Work item:
Output the entries that follow, word for word.
--- Data supplied Enclosed Below ---
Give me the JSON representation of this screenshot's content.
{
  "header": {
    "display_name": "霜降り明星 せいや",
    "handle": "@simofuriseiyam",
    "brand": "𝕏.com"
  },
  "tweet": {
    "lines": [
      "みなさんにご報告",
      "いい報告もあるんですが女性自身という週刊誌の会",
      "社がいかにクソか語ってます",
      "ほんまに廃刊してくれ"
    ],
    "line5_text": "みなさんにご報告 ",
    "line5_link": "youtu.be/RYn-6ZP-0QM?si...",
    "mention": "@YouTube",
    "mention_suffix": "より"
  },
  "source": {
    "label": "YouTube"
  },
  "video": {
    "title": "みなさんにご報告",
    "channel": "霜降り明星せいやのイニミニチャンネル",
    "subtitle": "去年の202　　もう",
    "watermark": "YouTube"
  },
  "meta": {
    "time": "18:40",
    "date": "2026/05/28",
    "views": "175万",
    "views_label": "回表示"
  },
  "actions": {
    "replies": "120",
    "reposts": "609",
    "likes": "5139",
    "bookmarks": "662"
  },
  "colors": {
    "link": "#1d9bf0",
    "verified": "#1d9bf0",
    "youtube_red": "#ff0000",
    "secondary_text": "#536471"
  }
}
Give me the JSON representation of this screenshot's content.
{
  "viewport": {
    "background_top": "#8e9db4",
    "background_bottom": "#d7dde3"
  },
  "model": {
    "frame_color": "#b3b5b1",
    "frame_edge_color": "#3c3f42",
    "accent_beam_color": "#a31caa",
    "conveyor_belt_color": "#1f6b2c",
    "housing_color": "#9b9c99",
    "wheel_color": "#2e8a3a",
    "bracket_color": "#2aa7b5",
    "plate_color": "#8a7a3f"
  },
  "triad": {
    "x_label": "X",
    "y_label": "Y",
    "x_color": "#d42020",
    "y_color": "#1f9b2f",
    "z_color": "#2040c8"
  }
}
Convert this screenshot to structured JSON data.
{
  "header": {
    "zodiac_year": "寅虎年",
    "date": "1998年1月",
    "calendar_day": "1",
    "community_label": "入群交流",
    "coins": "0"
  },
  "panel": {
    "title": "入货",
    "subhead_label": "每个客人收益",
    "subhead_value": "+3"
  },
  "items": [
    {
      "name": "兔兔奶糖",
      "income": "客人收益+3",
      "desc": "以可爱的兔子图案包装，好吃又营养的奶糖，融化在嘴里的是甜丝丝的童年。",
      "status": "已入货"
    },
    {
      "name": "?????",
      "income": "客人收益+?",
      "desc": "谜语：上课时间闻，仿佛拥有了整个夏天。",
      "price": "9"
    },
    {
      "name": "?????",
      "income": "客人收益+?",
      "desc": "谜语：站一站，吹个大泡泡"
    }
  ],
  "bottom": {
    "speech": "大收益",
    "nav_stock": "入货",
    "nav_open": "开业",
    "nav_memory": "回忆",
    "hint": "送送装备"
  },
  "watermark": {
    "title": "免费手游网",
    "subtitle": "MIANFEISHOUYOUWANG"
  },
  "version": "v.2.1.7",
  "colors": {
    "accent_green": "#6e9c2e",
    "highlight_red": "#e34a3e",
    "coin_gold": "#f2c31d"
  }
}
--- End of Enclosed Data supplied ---
Output for this task:
Give me the JSON representation of this screenshot's content.
{
  "header": {
    "display_name": "霜降り明星 せいや",
    "handle": "@simofuriseiyam",
    "brand": "𝕏.com"
  },
  "tweet": {
    "lines": [
      "みなさんにご報告",
      "いい報告もあるんですが女性自身という週刊誌の会",
      "社がいかにクソか語ってます",
      "ほんまに廃刊してくれ"
    ],
    "line5_text": "みなさんにご報告 ",
    "line5_link": "youtu.be/RYn-6ZP-0QM?si...",
    "mention": "@YouTube",
    "mention_suffix": "より"
  },
  "source": {
    "label": "YouTube"
  },
  "video": {
    "title": "みなさんにご報告",
    "channel": "霜降り明星せいやのイニミニチャンネル",
    "subtitle": "去年の202　　もう",
    "watermark": "YouTube"
  },
  "meta": {
    "time": "18:40",
    "date": "2026/05/28",
    "views": "175万",
    "views_label": "回表示"
  },
  "actions": {
    "replies": "120",
    "reposts": "609",
    "likes": "5139",
    "bookmarks": "662"
  },
  "colors": {
    "link": "#1d9bf0",
    "verified": "#1d9bf0",
    "youtube_red": "#ff0000",
    "secondary_text": "#536471"
  }
}
Give me the JSON representation of this screenshot's content.
{
  "viewport": {
    "background_top": "#8e9db4",
    "background_bottom": "#d7dde3"
  },
  "model": {
    "frame_color": "#b3b5b1",
    "frame_edge_color": "#3c3f42",
    "accent_beam_color": "#a31caa",
    "conveyor_belt_color": "#1f6b2c",
    "housing_color": "#9b9c99",
    "wheel_color": "#2e8a3a",
    "bracket_color": "#2aa7b5",
    "plate_color": "#8a7a3f"
  },
  "triad": {
    "x_label": "X",
    "y_label": "Y",
    "x_color": "#d42020",
    "y_color": "#1f9b2f",
    "z_color": "#2040c8"
  }
}
Convert this screenshot to structured JSON data.
{
  "header": {
    "zodiac_year": "寅虎年",
    "date": "1998年1月",
    "calendar_day": "1",
    "community_label": "入群交流",
    "coins": "0"
  },
  "panel": {
    "title": "入货",
    "subhead_label": "每个客人收益",
    "subhead_value": "+3"
  },
  "items": [
    {
      "name": "兔兔奶糖",
      "income": "客人收益+3",
      "desc": "以可爱的兔子图案包装，好吃又营养的奶糖，融化在嘴里的是甜丝丝的童年。",
      "status": "已入货"
    },
    {
      "name": "?????",
      "income": "客人收益+?",
      "desc": "谜语：上课时间闻，仿佛拥有了整个夏天。",
      "price": "9"
    },
    {
      "name": "?????",
      "income": "客人收益+?",
      "desc": "谜语：站一站，吹个大泡泡"
    }
  ],
  "bottom": {
    "speech": "大收益",
    "nav_stock": "入货",
    "nav_open": "开业",
    "nav_memory": "回忆",
    "hint": "送送装备"
  },
  "watermark": {
    "title": "免费手游网",
    "subtitle": "MIANFEISHOUYOUWANG"
  },
  "version": "v.2.1.7",
  "colors": {
    "accent_green": "#6e9c2e",
    "highlight_red": "#e34a3e",
    "coin_gold": "#f2c31d"
  }
}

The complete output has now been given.